GOAL OF THE EXERCISE: In how many lines of the entries below does "عمومی" appear? Give only the number.

[DATA TO USE — start]

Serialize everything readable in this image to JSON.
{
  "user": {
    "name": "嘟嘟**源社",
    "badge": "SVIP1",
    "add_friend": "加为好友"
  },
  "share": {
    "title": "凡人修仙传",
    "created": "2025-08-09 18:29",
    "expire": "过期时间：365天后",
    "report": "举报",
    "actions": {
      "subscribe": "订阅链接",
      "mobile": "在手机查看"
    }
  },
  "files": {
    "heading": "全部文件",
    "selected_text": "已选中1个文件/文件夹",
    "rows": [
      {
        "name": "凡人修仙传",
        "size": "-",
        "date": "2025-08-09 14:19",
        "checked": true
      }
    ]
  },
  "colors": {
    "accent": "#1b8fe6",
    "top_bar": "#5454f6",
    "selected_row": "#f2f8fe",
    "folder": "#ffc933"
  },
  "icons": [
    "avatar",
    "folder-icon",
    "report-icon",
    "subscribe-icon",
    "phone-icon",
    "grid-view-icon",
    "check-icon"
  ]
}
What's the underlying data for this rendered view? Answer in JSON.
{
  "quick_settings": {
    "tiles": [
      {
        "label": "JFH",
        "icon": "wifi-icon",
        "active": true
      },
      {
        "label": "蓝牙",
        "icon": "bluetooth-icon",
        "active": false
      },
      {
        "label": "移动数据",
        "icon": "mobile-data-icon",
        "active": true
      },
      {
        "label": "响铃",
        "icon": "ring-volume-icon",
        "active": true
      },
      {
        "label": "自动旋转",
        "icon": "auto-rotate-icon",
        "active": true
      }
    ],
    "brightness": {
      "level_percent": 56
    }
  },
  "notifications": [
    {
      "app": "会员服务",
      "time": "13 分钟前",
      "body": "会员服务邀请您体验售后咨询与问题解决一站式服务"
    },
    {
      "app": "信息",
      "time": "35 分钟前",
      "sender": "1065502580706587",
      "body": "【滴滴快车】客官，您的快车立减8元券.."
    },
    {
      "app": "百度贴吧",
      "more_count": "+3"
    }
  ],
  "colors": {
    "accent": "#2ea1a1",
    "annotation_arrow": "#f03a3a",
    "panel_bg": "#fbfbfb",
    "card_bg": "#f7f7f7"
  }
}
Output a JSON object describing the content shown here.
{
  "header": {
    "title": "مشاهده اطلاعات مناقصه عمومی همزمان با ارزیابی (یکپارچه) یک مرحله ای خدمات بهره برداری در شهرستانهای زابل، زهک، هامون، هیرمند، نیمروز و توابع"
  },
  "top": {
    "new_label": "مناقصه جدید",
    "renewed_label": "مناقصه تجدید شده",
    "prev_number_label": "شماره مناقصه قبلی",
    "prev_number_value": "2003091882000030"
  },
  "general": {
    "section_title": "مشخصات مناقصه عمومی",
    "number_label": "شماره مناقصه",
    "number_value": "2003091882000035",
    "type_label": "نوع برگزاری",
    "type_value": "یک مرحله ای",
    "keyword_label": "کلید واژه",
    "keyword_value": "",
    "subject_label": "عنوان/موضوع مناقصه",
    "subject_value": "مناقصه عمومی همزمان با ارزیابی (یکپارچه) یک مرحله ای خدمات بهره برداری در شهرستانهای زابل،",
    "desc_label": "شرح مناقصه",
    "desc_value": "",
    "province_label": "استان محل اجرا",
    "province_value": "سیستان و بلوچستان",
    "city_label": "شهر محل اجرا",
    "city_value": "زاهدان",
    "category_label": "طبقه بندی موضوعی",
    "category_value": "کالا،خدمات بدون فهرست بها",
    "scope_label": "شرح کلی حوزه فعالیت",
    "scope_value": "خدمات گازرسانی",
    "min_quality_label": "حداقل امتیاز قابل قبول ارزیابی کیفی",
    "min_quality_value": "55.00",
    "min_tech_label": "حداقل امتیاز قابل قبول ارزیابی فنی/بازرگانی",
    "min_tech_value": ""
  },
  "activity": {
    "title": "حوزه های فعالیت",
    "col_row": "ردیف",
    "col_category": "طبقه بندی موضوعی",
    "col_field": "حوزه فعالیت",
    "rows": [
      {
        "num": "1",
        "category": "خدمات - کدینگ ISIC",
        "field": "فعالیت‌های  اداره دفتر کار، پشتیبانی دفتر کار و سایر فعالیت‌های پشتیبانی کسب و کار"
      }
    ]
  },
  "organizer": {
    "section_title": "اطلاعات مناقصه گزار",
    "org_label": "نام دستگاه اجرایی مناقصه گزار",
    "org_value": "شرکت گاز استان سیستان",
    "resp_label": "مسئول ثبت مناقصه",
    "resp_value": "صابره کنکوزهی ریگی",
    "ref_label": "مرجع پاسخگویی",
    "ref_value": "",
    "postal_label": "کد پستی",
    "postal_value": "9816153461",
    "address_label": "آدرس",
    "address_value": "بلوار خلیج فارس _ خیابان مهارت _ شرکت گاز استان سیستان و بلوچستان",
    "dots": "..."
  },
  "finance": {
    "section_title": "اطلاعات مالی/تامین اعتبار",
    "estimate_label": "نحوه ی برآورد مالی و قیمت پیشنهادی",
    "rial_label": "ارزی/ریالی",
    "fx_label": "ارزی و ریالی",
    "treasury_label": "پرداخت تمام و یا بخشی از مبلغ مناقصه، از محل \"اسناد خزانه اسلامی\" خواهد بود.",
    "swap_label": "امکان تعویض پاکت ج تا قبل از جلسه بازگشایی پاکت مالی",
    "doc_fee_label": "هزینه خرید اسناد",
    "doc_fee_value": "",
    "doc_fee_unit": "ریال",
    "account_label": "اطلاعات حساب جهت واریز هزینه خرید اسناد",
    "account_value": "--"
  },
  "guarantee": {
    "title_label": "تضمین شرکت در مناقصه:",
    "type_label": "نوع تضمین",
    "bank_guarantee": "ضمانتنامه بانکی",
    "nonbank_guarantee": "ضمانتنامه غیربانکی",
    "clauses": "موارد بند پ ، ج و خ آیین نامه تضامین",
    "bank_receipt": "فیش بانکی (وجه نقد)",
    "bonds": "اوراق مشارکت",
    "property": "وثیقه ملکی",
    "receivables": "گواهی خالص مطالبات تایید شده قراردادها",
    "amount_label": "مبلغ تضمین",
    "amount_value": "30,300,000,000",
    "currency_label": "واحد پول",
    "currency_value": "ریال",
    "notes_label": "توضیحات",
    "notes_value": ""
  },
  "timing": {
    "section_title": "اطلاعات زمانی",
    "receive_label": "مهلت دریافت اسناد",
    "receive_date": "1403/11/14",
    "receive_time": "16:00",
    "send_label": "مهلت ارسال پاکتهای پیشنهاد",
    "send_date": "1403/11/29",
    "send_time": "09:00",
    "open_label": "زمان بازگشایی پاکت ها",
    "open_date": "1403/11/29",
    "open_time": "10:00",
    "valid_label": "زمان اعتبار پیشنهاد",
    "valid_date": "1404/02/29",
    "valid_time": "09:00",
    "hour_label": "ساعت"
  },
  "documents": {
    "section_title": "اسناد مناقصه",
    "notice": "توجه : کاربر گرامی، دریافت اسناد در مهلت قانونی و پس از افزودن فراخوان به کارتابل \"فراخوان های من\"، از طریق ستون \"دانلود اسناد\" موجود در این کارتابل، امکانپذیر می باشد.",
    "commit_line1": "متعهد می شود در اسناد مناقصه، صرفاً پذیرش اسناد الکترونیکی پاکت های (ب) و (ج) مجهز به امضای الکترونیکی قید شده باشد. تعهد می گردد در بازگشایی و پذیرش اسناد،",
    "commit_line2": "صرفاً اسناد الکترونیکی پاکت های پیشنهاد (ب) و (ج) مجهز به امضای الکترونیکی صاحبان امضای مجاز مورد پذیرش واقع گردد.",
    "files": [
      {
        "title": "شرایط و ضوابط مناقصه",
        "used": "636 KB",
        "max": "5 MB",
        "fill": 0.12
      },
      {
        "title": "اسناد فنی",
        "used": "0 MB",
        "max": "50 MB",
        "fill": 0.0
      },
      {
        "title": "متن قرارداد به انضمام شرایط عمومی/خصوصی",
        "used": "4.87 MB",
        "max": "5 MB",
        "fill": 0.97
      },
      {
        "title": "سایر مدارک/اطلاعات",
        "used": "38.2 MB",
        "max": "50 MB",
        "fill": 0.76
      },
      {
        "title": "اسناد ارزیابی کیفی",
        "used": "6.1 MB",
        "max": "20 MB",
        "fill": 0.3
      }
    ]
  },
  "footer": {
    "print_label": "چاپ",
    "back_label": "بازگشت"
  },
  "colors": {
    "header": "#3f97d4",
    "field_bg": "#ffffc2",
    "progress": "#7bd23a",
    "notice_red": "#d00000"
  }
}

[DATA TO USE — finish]

ANSWER SECTION: 4